I met Wendy Van Eyck, as I meet many writers, online. Then, I had the honor of reading her new e-book. I was inspired by her vivacity, her honesty, and her spirit. I think you will be, too.
1. Tell me about your latest project.
I just put together an ebook called Life, Life and More Life. It’s a 45-page ebook sharing thoughts about how to embrace life everyday but perhaps especially in the midst of hard times. I wrote this book while my husband was going through chemotherapy and a bone marrow transplant for Hodgkins Lymphoma. Even though the last two years have been exhausting for both of us, I think that we’ve learned a lot about what brings meaning to life and I wanted to share that in this book.
2. What role, if any, did books, writing, and reading play in your childhood?
I was always the kid who had her nose in a book. Reading is just something I took too. I will pretty much read anything I can get my hands on. Whether it is fiction, non-fiction, self-help. There is just something about discovering other worlds and ways of thinking that can only be captured through words.
3. What is your writing practice, your writing routine?
I don’t really have a writing routine at the moment. I’m busy juggling two jobs at the moment. So about 60-70 hours of my week are taken up with work. I have to fit writing in around that. I pretty much just write whenever I have the time. I set myself targets and goals of what I need or want to write that week and then I don’t wait to feel like writing I just do it.
4. Who are you reading now?
This year I set myself the target of reading 52 books. I managed to do that by the beginning of July. Mostly because I spent so much time in doctors’ waiting rooms and hospitals with my husband. Since he has been out, I haven’t managed to read much. I am however planning on reading Sarah Thebarge’s Invisible Girls, Brene Brown’s The Gifts of Imperfection, and Nadia Bolz-Weber’s Pastrix when I’m on holiday in October.
5. What are three of your all-time favorite books? Why do you love those?
Blue like Jazz by Donald Miller. Simply because it was the first time I read a memoir like that. It opened up a whole new world of reading and writing to me. After that book, I discovered Anne Lamott and other Christian authors who wrote in the same style. I realised that it was possible to write honestly and beautifully without compromising what I believe.
Uprising by Erwin Raphael McManus. This book captured my soul. It made me want live an extraordinary life.
The Book Thief by Markus Zusak. This novel is just beautiful. It is one of my favourites and one of the few books I’ve read more than once.
6. How do you balance “building a writing platform” and the actual writing to set on that platform?
I had written on and off for the last few years on various blogs before I started my current blog, ilovedevotionals.com. I’ve had better traffic to it then any of my previous blogs even though the content is pretty similar. I think the difference was that I decided to just write one kind of thing, in my case devotionals. I set up a schedule to post twice a week and I’ve just done that. Then because devotionals are quite a restrictive style of writing I set goals for myself to write at least two other articles or guest posts a month. I don’t have a lot of time to write or build a platform so I’ve really focused on what I can do and tried to do that consistently and well.
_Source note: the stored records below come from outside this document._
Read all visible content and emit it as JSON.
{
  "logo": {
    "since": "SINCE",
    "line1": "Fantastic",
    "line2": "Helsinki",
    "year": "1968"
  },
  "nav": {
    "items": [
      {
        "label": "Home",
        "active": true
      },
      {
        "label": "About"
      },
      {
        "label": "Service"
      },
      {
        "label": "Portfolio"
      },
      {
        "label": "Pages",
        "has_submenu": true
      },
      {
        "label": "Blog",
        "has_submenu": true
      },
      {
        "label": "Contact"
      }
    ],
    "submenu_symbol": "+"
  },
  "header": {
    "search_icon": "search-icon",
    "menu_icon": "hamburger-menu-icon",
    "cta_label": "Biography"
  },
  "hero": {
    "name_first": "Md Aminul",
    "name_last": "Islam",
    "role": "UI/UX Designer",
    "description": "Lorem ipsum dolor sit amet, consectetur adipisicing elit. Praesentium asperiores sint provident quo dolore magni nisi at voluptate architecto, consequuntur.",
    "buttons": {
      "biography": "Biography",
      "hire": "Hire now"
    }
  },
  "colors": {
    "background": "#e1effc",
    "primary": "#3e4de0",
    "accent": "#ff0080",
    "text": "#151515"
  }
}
7. What is a typical day like for you?
As a television producer I don’t have a lot of typical days. But most days, I wake up around 6am. If my husband and I are feeling energetic, we’ll head to the gym for an hour before arriving at work around 8:30. If I can, I try to fit some writing in my lunch break. Most of the day is spent at work, and then I head home at 16:30. My second job is mostly online, so if I don’t have an in-person meeting, I’ll spend a couple of hours writing marketing plans or posting to social media for them. Then it’s supper and maybe an hour of TV with my husband before doing it all again the next day.
8. Describe your dream writing space?
Quiet. I’m not one of those people who can write in a coffee shop or even in a room with other people talking. I get distracted and listen to them instead of writing. I can’t even listen to music and write. For me, anywhere that I can be on my own in silence is the perfect spot to write.
9. What is the hardest writing critique you ever received? How did you respond?
I think it was when I sent out a book proposal at 20. I just received rejection letter after rejection letter from the publishers. I stopped writing for a while after that because I thought my voice didn’t matter. However, my main means of expressing myself is through writing so I just started again. I think I’ve realised that not everyone is going to like what I say, or how I say it, but that doesn’t mean I shouldn’t write it.
10. What is the best wisdom you have to share with other writers?
I’m going to share the best wisdom I received because it changed my writing trajectory and has actually created a minimal income from writing. I was told to find a niche. I chose devotionals. Basically, find something you’re good at,or a field that you’re an expert in, and do lots of that. It might not be what you want to do for the rest of your life–I don’t really want to write devotionals for the rest of my life–but if you do it well, it can open up doors to other writing opportunities.
Wendy van Eyck is married to Xylon, who talks non-stop about cycling and makes her laugh. She writes for anyone who has ever held a loved one’s hand through illness, ever believed in God despite hard circumstances ,or ever left on a spontaneous 2-week holiday through a foreign land with just a backpack. You can follow Wendy’s story and subscribe to receive her free ebook, Life, Life and More Life at ilovedevotionals.com. She would also love to connect with you on Facebook and Twitter.